A group of elementary students and their teachers.

How medicine erased Black women from a ‘white man’s disease’

By Eric Boodman, STAT

hat Christi Taylor-Gentry remembers most about third grade are the times when the teaching stopped and she and her twin sister were sent out of the room. They were new at Lanier Elementary. Their parents were newly divorced, their mom living in a subdivision on the northwestern edge of Tulsa, Okla., with manmade ponds and curvy sidewalk-less streets.
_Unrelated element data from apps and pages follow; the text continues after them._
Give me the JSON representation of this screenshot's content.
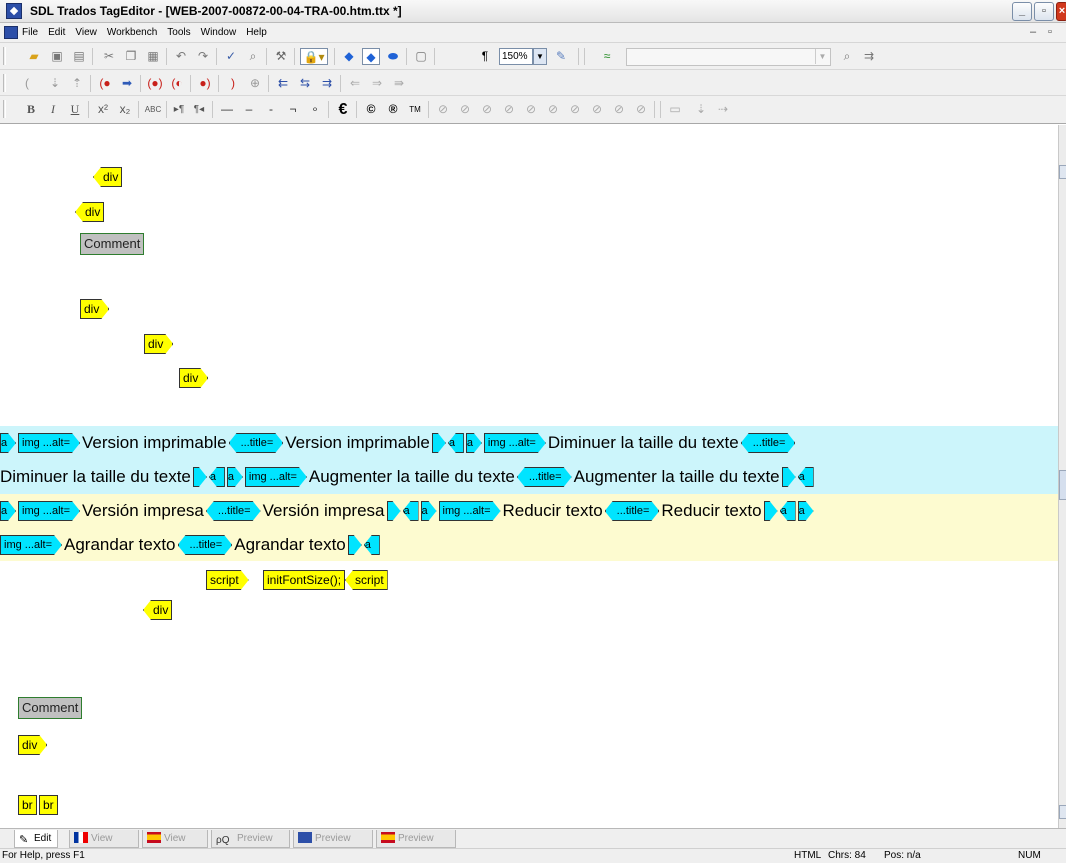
{
  "window": {
    "title": "SDL Trados TagEditor - [WEB-2007-00872-00-04-TRA-00.htm.ttx *]",
    "min_label": "_",
    "max_label": "▫",
    "close_label": "×"
  },
  "menu": {
    "items": [
      "File",
      "Edit",
      "View",
      "Workbench",
      "Tools",
      "Window",
      "Help"
    ],
    "mdi_min": "–",
    "mdi_restore": "▫"
  },
  "toolbar": {
    "zoom_value": "150%"
  },
  "editor": {
    "structure_tags": {
      "div1": "div",
      "div2": "div",
      "comment1": "Comment",
      "div3": "div",
      "div4": "div",
      "div5": "div",
      "script_open": "script",
      "script_content": "initFontSize();",
      "script_close": "script",
      "div6": "div",
      "comment2": "Comment",
      "div7": "div",
      "br1": "br",
      "br2": "br"
    },
    "source_segment": {
      "a": "a",
      "img_alt": "img ...alt=",
      "title_attr": "...title=",
      "text1": "Version imprimable",
      "text2": "Version imprimable",
      "text3": "Diminuer la taille du texte",
      "text4": "Diminuer la taille du texte",
      "text5": "Augmenter la taille du texte",
      "text6": "Augmenter la taille du texte"
    },
    "target_segment": {
      "a": "a",
      "img_alt": "img ...alt=",
      "title_attr": "...title=",
      "text1": "Versión impresa",
      "text2": "Versión impresa",
      "text3": "Reducir texto",
      "text4": "Reducir texto",
      "text5": "Agrandar texto",
      "text6": "Agrandar texto"
    }
  },
  "tabs": [
    {
      "label": "Edit",
      "icon": "edit-icon",
      "active": true
    },
    {
      "label": "View",
      "icon": "french-flag-icon",
      "active": false
    },
    {
      "label": "View",
      "icon": "spanish-flag-icon",
      "active": false
    },
    {
      "label": "Preview",
      "icon": "preview-icon",
      "active": false
    },
    {
      "label": "Preview",
      "icon": "french-preview-icon",
      "active": false
    },
    {
      "label": "Preview",
      "icon": "spanish-preview-icon",
      "active": false
    }
  ],
  "status": {
    "help": "For Help, press F1",
    "mode": "HTML",
    "chars": "Chrs:  84",
    "pos": "Pos: n/a",
    "num": "NUM"
  },
  "colors": {
    "structure_tag": "#ffff00",
    "inline_tag": "#00e4ff",
    "source_bg": "#ccf5fb",
    "target_bg": "#fdfbd0",
    "comment_bg": "#c0c0c0"
  }
}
It was the 1970s — two decades after Brown v. Board of Education, but Tulsa schools had only just been dragged toward desegregation. Taylor-Gentry’s parents chose Lanier, on the south side: A school in the white part of town, they figured, would have more to put into their kids’ education. Every morning, before the 20-minute drive, she and her sister would wake at 5, submit to their mom’s vociferous combing or get a light comb-clunk on the head.
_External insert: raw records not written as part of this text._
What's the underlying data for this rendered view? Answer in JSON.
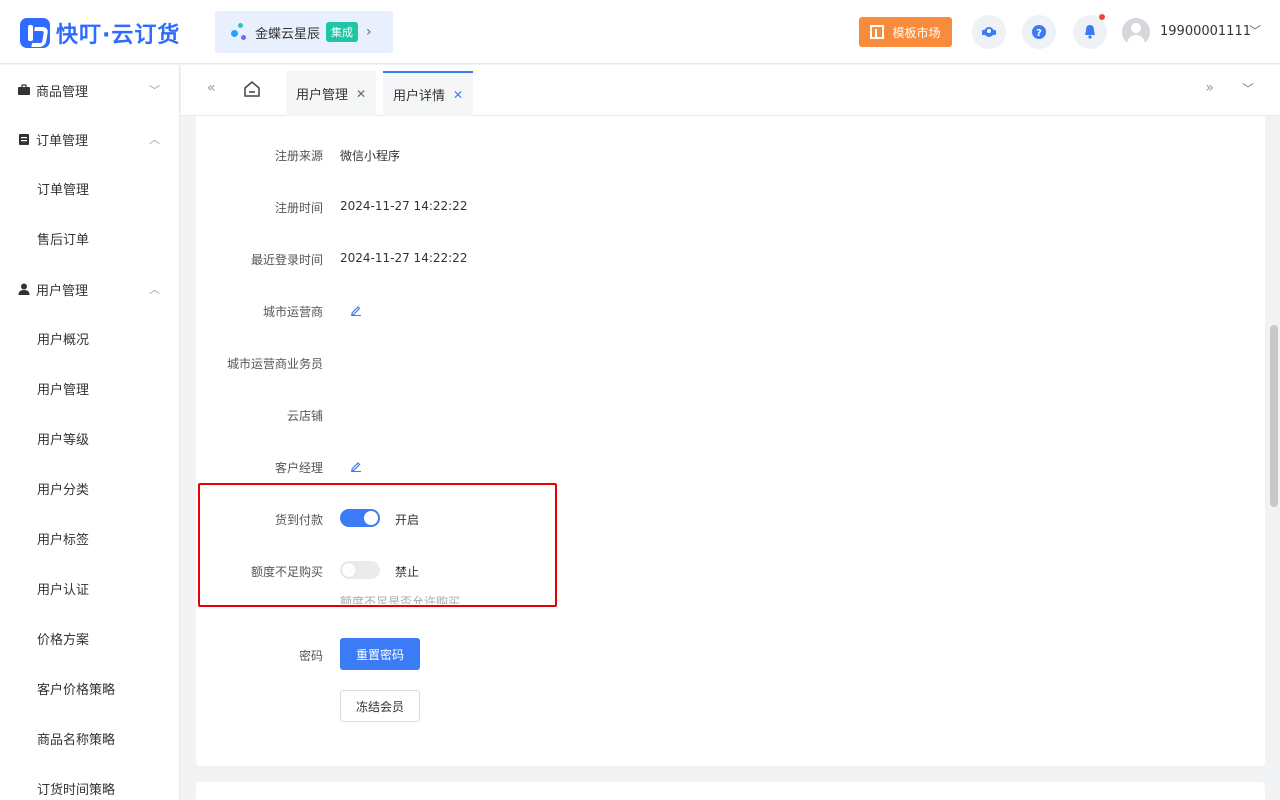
{
  "header": {
    "logo_text": "快叮·云订货",
    "kingdee_text": "金蝶云星辰",
    "kingdee_badge": "集成",
    "kingdee_arrow": "›",
    "template_button": "模板市场",
    "phone": "19900001111",
    "phone_chevron": "﹀"
  },
  "sidebar": {
    "groups": [
      {
        "label": "商品管理",
        "chevron": "﹀"
      },
      {
        "label": "订单管理",
        "chevron": "︿"
      },
      {
        "label": "用户管理",
        "chevron": "︿"
      }
    ],
    "items": [
      "订单管理",
      "售后订单",
      "用户概况",
      "用户管理",
      "用户等级",
      "用户分类",
      "用户标签",
      "用户认证",
      "价格方案",
      "客户价格策略",
      "商品名称策略",
      "订货时间策略"
    ]
  },
  "tabbar": {
    "prev": "«",
    "next": "»",
    "more": "﹀",
    "tabs": [
      {
        "label": "用户管理",
        "close": "✕"
      },
      {
        "label": "用户详情",
        "close": "✕"
      }
    ]
  },
  "detail": {
    "register_source_label": "注册来源",
    "register_source_value": "微信小程序",
    "register_time_label": "注册时间",
    "register_time_value": "2024-11-27 14:22:22",
    "last_login_label": "最近登录时间",
    "last_login_value": "2024-11-27 14:22:22",
    "city_operator_label": "城市运营商",
    "city_operator_staff_label": "城市运营商业务员",
    "cloud_store_label": "云店铺",
    "account_manager_label": "客户经理",
    "cod_label": "货到付款",
    "cod_state": "开启",
    "insufficient_label": "额度不足购买",
    "insufficient_state": "禁止",
    "insufficient_hint": "额度不足是否允许购买",
    "password_label": "密码",
    "reset_password_button": "重置密码",
    "freeze_button": "冻结会员"
  },
  "colors": {
    "primary": "#3b7cf6",
    "template_orange": "#f98b3c",
    "highlight_red": "#e60000"
  }
}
They were the only Black students there. They made friends, became Blue Birds, wore the uniform of red vests over white shirts, with navy skirts and knee socks. That year, “Roots” came out on ABC, and a classmate took to calling her Toby, the name the slave owner gives the main character in the miniseries. Every so often, a kid would use the N-word within earshot of a teacher, and the class would grind to a halt. There would be a Conversation, while Taylor-Gentry and her sister were sent to help out with the kindergartners, or get such-and-such from the teachers’ room, or go read in the library. She loved Mrs. Piggle-Wiggle, how Hubert who wouldn’t pick up his toys ended up barricaded in and had to receive dinner through his window, on the tines of a garden rake. Read more …